Anyone who is looking to improve their decision making abilities should read Nassim Taleb’s books. I would also recommend reading his writings before taking out your next loan or becoming the CEO of a large corporation.

Gary Vee’s Advice To Downsize

I was listening to a Gary Vee video the other day, actually it was a short clip on Instagram. I heard the clip before, but this time it struck a different cord. In the video he talked about downsizing: how people should not be ashamed to move into a smaller place, take an apartment instead of a house, maybe move back in with their parents to save money. Essentially, fuck what other people think about your status, do what you need to do to achieve your version of success.

The first time I heard this message I was paying for an entire apartment, utilities, internet, everything you need to live. However, living a small business, self-employed lifestyle (with a frequently new side hustle) meant my cash-flow was not certain, I had little savings, and was still trying to get out of a lot of debt. I needed to downsize, but my perception of what I could do to improve my situation was somewhat limited by what a responsible adult is “supposed” to do. After all, a man in his mid-to-late twenties should be looking to buy a house, climb the corporate, and settle down. But I take Gary Vee’s advice instead: finished my apartment lease, moved out, and rented a room with a relative.

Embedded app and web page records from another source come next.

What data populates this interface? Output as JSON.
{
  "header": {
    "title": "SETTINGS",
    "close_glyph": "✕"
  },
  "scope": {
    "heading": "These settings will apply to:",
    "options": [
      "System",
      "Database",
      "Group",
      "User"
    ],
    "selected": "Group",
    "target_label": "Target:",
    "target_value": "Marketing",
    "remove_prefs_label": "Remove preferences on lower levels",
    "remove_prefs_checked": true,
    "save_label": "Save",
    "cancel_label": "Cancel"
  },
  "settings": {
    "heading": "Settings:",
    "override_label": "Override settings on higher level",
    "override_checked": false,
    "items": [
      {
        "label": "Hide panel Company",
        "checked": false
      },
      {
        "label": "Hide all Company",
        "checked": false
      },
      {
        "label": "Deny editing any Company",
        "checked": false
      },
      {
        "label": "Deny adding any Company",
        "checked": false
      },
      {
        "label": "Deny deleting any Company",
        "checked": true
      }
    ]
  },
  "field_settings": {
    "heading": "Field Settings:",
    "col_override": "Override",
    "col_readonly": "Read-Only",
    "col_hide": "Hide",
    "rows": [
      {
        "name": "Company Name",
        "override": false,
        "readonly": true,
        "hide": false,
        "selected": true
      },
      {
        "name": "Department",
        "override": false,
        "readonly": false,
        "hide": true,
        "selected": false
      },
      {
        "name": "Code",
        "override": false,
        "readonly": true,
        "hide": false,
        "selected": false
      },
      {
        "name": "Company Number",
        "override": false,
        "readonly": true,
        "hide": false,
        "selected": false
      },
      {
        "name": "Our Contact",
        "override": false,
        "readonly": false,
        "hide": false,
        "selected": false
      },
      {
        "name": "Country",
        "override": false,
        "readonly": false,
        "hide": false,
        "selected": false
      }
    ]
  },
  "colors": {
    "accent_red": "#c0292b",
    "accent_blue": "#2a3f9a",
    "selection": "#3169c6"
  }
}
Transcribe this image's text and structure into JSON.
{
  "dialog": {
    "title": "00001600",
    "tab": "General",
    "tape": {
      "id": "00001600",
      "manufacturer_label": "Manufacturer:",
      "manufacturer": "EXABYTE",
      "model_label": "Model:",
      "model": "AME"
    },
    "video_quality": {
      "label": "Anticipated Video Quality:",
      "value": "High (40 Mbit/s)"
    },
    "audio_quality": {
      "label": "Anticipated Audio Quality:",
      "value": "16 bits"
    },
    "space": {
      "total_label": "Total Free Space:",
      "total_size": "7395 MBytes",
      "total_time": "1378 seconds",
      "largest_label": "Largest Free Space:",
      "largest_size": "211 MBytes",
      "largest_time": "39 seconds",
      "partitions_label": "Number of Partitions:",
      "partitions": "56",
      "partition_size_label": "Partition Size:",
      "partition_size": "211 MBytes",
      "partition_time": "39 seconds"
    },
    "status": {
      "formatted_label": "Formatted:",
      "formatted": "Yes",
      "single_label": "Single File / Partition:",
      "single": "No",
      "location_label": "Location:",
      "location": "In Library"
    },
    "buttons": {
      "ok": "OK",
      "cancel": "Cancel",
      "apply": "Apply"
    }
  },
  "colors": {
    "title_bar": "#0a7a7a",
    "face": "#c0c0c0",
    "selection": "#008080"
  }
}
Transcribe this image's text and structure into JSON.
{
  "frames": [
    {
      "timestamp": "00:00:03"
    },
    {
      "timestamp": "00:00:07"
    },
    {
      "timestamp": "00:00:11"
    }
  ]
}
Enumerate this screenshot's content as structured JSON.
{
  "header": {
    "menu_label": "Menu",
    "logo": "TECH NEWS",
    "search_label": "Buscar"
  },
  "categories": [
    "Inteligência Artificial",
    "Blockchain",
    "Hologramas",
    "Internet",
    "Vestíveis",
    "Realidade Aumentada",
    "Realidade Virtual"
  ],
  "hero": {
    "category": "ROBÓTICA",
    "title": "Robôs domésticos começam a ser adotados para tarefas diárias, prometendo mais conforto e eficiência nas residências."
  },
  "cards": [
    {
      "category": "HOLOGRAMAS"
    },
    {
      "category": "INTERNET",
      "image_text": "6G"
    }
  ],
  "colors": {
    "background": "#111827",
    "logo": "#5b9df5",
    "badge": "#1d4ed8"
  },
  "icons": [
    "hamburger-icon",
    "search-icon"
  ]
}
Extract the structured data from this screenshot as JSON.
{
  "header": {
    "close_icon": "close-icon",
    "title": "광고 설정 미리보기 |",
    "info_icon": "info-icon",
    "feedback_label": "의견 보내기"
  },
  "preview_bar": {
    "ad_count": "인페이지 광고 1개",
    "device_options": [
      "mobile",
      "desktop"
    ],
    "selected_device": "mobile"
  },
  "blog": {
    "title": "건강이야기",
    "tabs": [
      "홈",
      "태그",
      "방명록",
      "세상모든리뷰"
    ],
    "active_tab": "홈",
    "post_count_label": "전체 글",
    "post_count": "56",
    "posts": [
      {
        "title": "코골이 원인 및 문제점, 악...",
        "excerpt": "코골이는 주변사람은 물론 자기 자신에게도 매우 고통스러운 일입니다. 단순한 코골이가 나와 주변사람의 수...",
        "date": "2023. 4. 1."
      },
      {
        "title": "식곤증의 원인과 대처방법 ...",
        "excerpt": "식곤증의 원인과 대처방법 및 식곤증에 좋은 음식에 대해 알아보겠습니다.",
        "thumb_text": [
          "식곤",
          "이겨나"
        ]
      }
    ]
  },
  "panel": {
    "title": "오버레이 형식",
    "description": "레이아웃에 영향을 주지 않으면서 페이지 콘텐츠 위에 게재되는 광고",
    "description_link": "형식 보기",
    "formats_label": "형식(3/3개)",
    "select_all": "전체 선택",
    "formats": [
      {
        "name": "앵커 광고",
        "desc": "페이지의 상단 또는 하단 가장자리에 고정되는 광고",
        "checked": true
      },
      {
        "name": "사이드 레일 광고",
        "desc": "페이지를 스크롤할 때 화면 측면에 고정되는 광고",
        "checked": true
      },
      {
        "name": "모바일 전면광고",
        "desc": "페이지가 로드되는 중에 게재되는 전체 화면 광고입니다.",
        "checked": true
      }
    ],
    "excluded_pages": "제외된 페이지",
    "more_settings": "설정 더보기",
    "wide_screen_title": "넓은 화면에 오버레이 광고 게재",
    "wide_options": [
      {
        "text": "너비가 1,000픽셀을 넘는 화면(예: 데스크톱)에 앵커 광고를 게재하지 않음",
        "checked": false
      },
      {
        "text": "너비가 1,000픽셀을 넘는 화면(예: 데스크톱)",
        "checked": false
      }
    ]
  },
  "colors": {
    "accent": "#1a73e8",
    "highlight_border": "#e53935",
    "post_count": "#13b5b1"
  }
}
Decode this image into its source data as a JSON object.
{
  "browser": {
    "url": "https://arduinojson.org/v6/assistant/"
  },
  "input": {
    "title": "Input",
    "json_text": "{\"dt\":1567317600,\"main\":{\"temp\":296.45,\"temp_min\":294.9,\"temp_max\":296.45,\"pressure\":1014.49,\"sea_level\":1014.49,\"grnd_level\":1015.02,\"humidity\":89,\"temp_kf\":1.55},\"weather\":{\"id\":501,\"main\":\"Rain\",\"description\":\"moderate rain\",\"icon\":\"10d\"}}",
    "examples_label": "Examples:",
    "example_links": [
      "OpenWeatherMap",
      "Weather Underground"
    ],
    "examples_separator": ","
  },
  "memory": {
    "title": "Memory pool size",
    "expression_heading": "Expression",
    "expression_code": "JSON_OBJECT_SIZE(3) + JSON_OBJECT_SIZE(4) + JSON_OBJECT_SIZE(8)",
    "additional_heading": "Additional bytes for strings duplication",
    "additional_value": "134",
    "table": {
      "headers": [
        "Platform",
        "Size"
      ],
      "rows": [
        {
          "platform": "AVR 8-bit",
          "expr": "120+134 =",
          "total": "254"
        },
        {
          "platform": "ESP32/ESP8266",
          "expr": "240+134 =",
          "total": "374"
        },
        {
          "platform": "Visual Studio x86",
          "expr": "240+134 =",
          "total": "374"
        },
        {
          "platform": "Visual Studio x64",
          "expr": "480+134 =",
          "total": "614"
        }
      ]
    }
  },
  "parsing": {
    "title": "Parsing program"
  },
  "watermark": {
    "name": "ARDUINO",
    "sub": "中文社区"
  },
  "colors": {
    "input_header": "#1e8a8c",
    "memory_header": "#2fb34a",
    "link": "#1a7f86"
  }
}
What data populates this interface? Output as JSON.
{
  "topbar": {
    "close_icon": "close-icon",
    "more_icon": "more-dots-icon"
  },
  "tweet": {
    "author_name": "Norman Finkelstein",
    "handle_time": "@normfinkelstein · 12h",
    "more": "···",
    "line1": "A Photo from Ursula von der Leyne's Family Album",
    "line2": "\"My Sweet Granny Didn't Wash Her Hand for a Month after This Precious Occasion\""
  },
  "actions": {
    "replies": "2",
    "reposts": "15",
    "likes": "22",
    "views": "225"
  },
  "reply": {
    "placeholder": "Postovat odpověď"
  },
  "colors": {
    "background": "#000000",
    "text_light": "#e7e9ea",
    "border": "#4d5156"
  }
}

I have been in this living arrangement for about eight months, and am glad I did it. The lifestyle shift has enabled me to cut my monthly living expenses in half, I paid off huge portions of business debt, my car loan, and can still have a bit of a social life.

Moving from leasing an apartment to renting a room has also opened my perspective to a more mobile lifestyle. Since most of my income derives from being an online English teacher, I can be a digital nomad. But I would not be able to achieve digital nomad status if I was obsessed with following the conventional wisdom of buying a house or leasing a nice apartment in uptown Houston.

Now I am planning on moving to Taiwan for several months. After Taiwan I could go anywhere I choose, as long as their is an Airbnb and a decent internet connection. My eyes have opened to the potential of living a life of maximal freedom, and I don’t plan on closing them anytime soon.